Goldie Hawn liked the script enough to break her sabbatical following her Academy Award nomination. It was based on a real event, though I don’t know how much of it has been altered. Still, in real life, Luann served 15 months, but convinced the state that she was a fit mother and was granted custody after she was released. William Atherton, probably most known as the creep who tried to shut down Ghostbusters and the smarmy reporter in the first two Die Hard movies, plays Clovis very well; he’s the perfect mix of nervous and reckless.

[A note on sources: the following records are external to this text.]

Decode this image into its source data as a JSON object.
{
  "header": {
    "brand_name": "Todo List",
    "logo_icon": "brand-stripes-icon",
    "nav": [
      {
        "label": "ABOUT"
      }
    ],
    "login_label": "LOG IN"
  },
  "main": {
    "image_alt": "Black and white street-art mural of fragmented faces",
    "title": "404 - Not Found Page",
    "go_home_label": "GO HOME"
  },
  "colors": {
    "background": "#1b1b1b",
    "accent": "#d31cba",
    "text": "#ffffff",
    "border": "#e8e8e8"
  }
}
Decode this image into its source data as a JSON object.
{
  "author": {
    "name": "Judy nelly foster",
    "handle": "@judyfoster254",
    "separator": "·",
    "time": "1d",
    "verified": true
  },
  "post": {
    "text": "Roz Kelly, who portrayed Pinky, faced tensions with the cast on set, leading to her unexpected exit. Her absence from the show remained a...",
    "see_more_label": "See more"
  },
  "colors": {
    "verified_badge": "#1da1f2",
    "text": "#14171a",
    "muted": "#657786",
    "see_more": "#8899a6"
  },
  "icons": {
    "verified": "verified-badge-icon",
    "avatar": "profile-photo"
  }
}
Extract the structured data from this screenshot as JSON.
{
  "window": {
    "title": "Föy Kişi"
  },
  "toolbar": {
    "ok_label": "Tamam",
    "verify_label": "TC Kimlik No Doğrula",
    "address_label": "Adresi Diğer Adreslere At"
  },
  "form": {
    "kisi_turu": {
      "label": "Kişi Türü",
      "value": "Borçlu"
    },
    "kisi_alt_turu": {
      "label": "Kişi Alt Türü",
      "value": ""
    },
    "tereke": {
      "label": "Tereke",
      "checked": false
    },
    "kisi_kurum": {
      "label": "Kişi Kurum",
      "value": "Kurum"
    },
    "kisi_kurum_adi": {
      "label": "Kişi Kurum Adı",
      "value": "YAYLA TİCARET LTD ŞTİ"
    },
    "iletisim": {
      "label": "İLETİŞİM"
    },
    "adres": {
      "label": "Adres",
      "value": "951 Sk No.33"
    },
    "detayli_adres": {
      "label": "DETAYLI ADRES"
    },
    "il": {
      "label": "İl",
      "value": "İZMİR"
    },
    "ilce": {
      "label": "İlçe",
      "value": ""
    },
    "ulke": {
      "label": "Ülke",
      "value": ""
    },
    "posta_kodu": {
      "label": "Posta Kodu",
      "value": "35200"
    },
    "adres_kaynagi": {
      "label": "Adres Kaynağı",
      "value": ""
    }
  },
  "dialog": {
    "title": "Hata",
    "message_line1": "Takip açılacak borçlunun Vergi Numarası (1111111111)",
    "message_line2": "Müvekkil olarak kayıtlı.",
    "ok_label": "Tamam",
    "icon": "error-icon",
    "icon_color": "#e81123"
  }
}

Kudos also to John Williams (of course) for a different musical score: no huge symphonic movements, just some twangy and dusty harmonica tones with some oddly modern-sounding backbeats; a bit like Ry Cooder, but not as familiarly dull, if that makes sense.
Spielberg went on to make Jaws after this; nothing else needs to be said about his career, except that it would be wonderful to see him do another movie like this, where people are the special effects. Barring his two amazing war movies, this (and I guess Jaws) might just be his most human movie. There are none of the overwrought and often misplaced histrionics that mars even his best work, such as Schindler’s List. (Partly, I think, because he doesn’t quite trust the audience to be moved sufficiently on their own –strange, given his skill, but perhaps stemming from the belated artistic recognition.) It’s not perfect, but it’s the sort of movie rarely seen these days; an action drama with actual heart and real characters. It’s also very ’70s American auteur, kissing cousins with Badlands and Bonnie and Clyde et al. So give it a spin.
- Director: Steven Spielberg
- Cast: Goldie Hawn, William Atherton,